Glasgow woman hands out 'life lecture' to bike thief
A Glaswegian mother who handed out a hard-hitting "life lecture" to a teenager caught with her son's stolen bike has been hailed a "supermum".
Vonnie Sandlan used social media to trace the bike after it was stolen in Glasgow city centre on Saturday night.
In an often hilarious Facebook video, the brave mum said she posed as a buyer before confronting the boy.
She won plaudits after revealing that she told the boy he could "end up in Barlinnie" - Glasgow's prison.
She then gave him a hug.
Ms Sandlan, the former president of NUS Scotland, even told the boy to think about college or an apprenticeship "if school wasn't working out for him".
She said: "Part of me really hopes that the kid gets in trouble and it properly scares him and that's enough.
"Part of me hopes that he just genuinely takes it as an opportunity to make some better life choices."
The drama unfolded after her son Findlay's bike was taken from outside McDonald's on Argyle Street at about 21:30 on Saturday.
He had bought the cycle just a few days earlier and the theft had left the 16-year-old "distraught", Ms Sandlan told her followers.

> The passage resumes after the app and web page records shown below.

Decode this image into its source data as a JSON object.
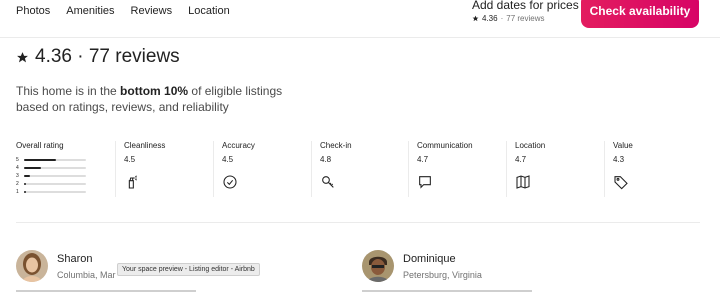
{
  "nav": {
    "links": [
      "Photos",
      "Amenities",
      "Reviews",
      "Location"
    ]
  },
  "booking": {
    "price_prompt": "Add dates for prices",
    "rating": "4.36",
    "separator": "·",
    "reviews": "77 reviews",
    "button_label": "Check availability"
  },
  "summary": {
    "heading": "4.36 · 77 reviews",
    "desc_pre": "This home is in the ",
    "desc_bold": "bottom 10%",
    "desc_post": " of eligible listings based on ratings, reviews, and reliability"
  },
  "overall": {
    "label": "Overall rating",
    "rows": [
      {
        "star": "5",
        "fill": 0.52
      },
      {
        "star": "4",
        "fill": 0.28
      },
      {
        "star": "3",
        "fill": 0.1
      },
      {
        "star": "2",
        "fill": 0.03
      },
      {
        "star": "1",
        "fill": 0.03
      }
    ]
  },
  "categories": [
    {
      "label": "Cleanliness",
      "value": "4.5",
      "icon": "spray-bottle-icon"
    },
    {
      "label": "Accuracy",
      "value": "4.5",
      "icon": "check-circle-icon"
    },
    {
      "label": "Check-in",
      "value": "4.8",
      "icon": "key-icon"
    },
    {
      "label": "Communication",
      "value": "4.7",
      "icon": "message-icon"
    },
    {
      "label": "Location",
      "value": "4.7",
      "icon": "map-icon"
    },
    {
      "label": "Value",
      "value": "4.3",
      "icon": "tag-icon"
    }
  ],
  "reviews": [
    {
      "name": "Sharon",
      "location": "Columbia, Mar"
    },
    {
      "name": "Dominique",
      "location": "Petersburg, Virginia"
    }
  ],
  "tooltip": "Your space preview - Listing editor - Airbnb",
  "colors": {
    "accent": "#e31c5f",
    "text": "#222222",
    "muted": "#717171"
  }
}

"He's been less upset when pets have died," she said. "He used his birthday money for it, he'd been saving up for ages. It's a big deal."
She said she reported the theft to Police Scotland but understood they could not deal with it as they had other priorities.
Instead, she turned detective and launched a social media campaign in a bid to find her son's prized possession.
By Sunday, she had received a tip off that it was for sale on the Gumtree website.
After checking that it was definitely Findlay's bike, she called the police. She said they supported her plan to arrange to retrieve the bike.
While her friend filmed the meeting from a nearby bus stop, Ms Sandlan and her husband, Bob, met the boy with the bike outside The Forge shopping centre.
In her Facebook Live post, she said: "The kid came over and he stopped in front of the bike and I was giving it big smiles and went over and put my hand on the bike and I said 'Thanks so much for coming out to meet us on such a miserable day as well, we would have came to your house'.
"And I looked underneath the frame and I checked the serial number, then I just said 'This is my bike'. And the kid just burst into tears."
She went on: "So this kid is just like crying in front of me, saying 'Is it really your bike?' And I said 'Yeah, it's really my bike - it's not your bike, is it?'
"And then he's like 'It's my first time, it's my first time' and I was like 'I think we both know that's not true, pal'.
"And then somehow I ended up like pure giving him a life lecture on how this is a turning point in his life and it could have been so much worse if it had been somebody else who had came and just like battered him to get the bike back off him.
"And what he needed to be doing was thinking of his future and he said, 'I'm only 15'.
"And I said, you know what, if school's not working out for you, you need to start thinking about college or like go and do an apprenticeship or something. Stop stealing because you're terrible at it and you're going to end up in Barlinnie."
The video, which ends with Findlay agreeing that his mum is the "best in the world", has been viewed thousands of times since it was posted on Sunday night.
A police spokesman said: "Always use 101 in circumstances like this. Let us know what's happening and let us deal with the confrontation side of things."
Gumtree said it did not tolerate stolen items on its website.
A spokesperson said: "We encourage users to report anything suspicious to us through the 'report' button that sits on every ad on our website.
"Our dedicated safety team will then investigate. If you are concerned that an item you're viewing is stolen, don't buy it - report it to the police.
"We work regularly with law enforcement to share information and aid their investigations.
"We're pleased to hear that Vonnie and her son Findlay have been reunited with their bike, and recommend that all bike owners register their serial number with a service such as Bike Register."